All entries that follow are to be written out verbatim.

::::

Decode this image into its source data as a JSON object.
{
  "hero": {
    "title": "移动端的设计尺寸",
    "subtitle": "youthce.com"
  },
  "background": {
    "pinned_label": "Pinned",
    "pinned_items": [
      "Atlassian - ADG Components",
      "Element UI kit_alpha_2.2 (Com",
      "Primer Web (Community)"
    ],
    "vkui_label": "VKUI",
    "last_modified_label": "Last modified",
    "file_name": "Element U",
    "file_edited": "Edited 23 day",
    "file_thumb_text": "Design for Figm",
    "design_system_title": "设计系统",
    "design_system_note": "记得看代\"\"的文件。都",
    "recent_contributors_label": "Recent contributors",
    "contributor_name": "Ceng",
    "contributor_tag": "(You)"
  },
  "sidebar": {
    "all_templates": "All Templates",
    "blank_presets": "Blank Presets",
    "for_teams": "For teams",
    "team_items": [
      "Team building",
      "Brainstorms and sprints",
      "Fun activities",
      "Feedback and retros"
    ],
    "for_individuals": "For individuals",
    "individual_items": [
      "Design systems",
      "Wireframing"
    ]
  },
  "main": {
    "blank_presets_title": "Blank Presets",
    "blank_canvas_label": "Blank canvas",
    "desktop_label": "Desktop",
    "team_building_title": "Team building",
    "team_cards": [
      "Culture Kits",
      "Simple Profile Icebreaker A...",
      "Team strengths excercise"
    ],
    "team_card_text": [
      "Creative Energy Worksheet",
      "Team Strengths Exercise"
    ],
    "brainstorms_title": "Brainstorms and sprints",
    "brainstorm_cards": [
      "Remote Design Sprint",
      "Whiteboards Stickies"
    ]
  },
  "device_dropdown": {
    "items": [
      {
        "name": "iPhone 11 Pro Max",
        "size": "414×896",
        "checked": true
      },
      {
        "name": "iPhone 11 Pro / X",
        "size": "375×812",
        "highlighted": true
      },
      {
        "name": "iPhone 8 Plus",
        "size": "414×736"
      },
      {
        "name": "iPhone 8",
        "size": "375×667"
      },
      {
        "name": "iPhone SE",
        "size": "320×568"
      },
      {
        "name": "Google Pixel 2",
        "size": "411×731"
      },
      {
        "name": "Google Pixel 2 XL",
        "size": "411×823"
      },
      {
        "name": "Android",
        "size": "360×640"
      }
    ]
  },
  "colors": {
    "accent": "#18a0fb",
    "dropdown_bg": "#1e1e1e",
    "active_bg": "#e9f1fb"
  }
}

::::

## [TASK ANSWER]
Decode this image into its source data as a JSON object.
{
  "hero": {
    "title": "移动端的设计尺寸",
    "subtitle": "youthce.com"
  },
  "background": {
    "pinned_label": "Pinned",
    "pinned_items": [
      "Atlassian - ADG Components",
      "Element UI kit_alpha_2.2 (Com",
      "Primer Web (Community)"
    ],
    "vkui_label": "VKUI",
    "last_modified_label": "Last modified",
    "file_name": "Element U",
    "file_edited": "Edited 23 day",
    "file_thumb_text": "Design for Figm",
    "design_system_title": "设计系统",
    "design_system_note": "记得看代\"\"的文件。都",
    "recent_contributors_label": "Recent contributors",
    "contributor_name": "Ceng",
    "contributor_tag": "(You)"
  },
  "sidebar": {
    "all_templates": "All Templates",
    "blank_presets": "Blank Presets",
    "for_teams": "For teams",
    "team_items": [
      "Team building",
      "Brainstorms and sprints",
      "Fun activities",
      "Feedback and retros"
    ],
    "for_individuals": "For individuals",
    "individual_items": [
      "Design systems",
      "Wireframing"
    ]
  },
  "main": {
    "blank_presets_title": "Blank Presets",
    "blank_canvas_label": "Blank canvas",
    "desktop_label": "Desktop",
    "team_building_title": "Team building",
    "team_cards": [
      "Culture Kits",
      "Simple Profile Icebreaker A...",
      "Team strengths excercise"
    ],
    "team_card_text": [
      "Creative Energy Worksheet",
      "Team Strengths Exercise"
    ],
    "brainstorms_title": "Brainstorms and sprints",
    "brainstorm_cards": [
      "Remote Design Sprint",
      "Whiteboards Stickies"
    ]
  },
  "device_dropdown": {
    "items": [
      {
        "name": "iPhone 11 Pro Max",
        "size": "414×896",
        "checked": true
      },
      {
        "name": "iPhone 11 Pro / X",
        "size": "375×812",
        "highlighted": true
      },
      {
        "name": "iPhone 8 Plus",
        "size": "414×736"
      },
      {
        "name": "iPhone 8",
        "size": "375×667"
      },
      {
        "name": "iPhone SE",
        "size": "320×568"
      },
      {
        "name": "Google Pixel 2",
        "size": "411×731"
      },
      {
        "name": "Google Pixel 2 XL",
        "size": "411×823"
      },
      {
        "name": "Android",
        "size": "360×640"
      }
    ]
  },
  "colors": {
    "accent": "#18a0fb",
    "dropdown_bg": "#1e1e1e",
    "active_bg": "#e9f1fb"
  }
}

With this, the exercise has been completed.